-- MATERIALS PROVIDED follows --

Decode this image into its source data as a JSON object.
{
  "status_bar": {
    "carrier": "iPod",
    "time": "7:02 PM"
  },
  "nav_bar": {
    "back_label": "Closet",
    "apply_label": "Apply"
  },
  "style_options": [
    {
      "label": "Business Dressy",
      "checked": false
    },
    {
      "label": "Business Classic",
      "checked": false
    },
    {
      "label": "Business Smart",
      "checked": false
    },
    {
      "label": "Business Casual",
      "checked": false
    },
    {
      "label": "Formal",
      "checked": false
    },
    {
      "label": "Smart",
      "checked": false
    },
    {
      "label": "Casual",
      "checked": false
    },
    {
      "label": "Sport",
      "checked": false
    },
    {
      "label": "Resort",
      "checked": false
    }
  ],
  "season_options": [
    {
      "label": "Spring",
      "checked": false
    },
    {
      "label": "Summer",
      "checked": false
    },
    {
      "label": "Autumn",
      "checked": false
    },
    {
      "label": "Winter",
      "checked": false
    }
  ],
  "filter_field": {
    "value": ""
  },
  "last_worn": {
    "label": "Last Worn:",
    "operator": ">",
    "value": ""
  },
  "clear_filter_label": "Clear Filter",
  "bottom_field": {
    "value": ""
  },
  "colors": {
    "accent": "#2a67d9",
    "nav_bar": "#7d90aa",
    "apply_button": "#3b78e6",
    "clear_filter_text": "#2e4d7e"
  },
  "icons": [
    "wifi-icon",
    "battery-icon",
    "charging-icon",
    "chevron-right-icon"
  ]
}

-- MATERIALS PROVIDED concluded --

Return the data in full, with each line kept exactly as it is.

* _SOLUTION_
Decode this image into its source data as a JSON object.
{
  "status_bar": {
    "carrier": "iPod",
    "time": "7:02 PM"
  },
  "nav_bar": {
    "back_label": "Closet",
    "apply_label": "Apply"
  },
  "style_options": [
    {
      "label": "Business Dressy",
      "checked": false
    },
    {
      "label": "Business Classic",
      "checked": false
    },
    {
      "label": "Business Smart",
      "checked": false
    },
    {
      "label": "Business Casual",
      "checked": false
    },
    {
      "label": "Formal",
      "checked": false
    },
    {
      "label": "Smart",
      "checked": false
    },
    {
      "label": "Casual",
      "checked": false
    },
    {
      "label": "Sport",
      "checked": false
    },
    {
      "label": "Resort",
      "checked": false
    }
  ],
  "season_options": [
    {
      "label": "Spring",
      "checked": false
    },
    {
      "label": "Summer",
      "checked": false
    },
    {
      "label": "Autumn",
      "checked": false
    },
    {
      "label": "Winter",
      "checked": false
    }
  ],
  "filter_field": {
    "value": ""
  },
  "last_worn": {
    "label": "Last Worn:",
    "operator": ">",
    "value": ""
  },
  "clear_filter_label": "Clear Filter",
  "bottom_field": {
    "value": ""
  },
  "colors": {
    "accent": "#2a67d9",
    "nav_bar": "#7d90aa",
    "apply_button": "#3b78e6",
    "clear_filter_text": "#2e4d7e"
  },
  "icons": [
    "wifi-icon",
    "battery-icon",
    "charging-icon",
    "chevron-right-icon"
  ]
}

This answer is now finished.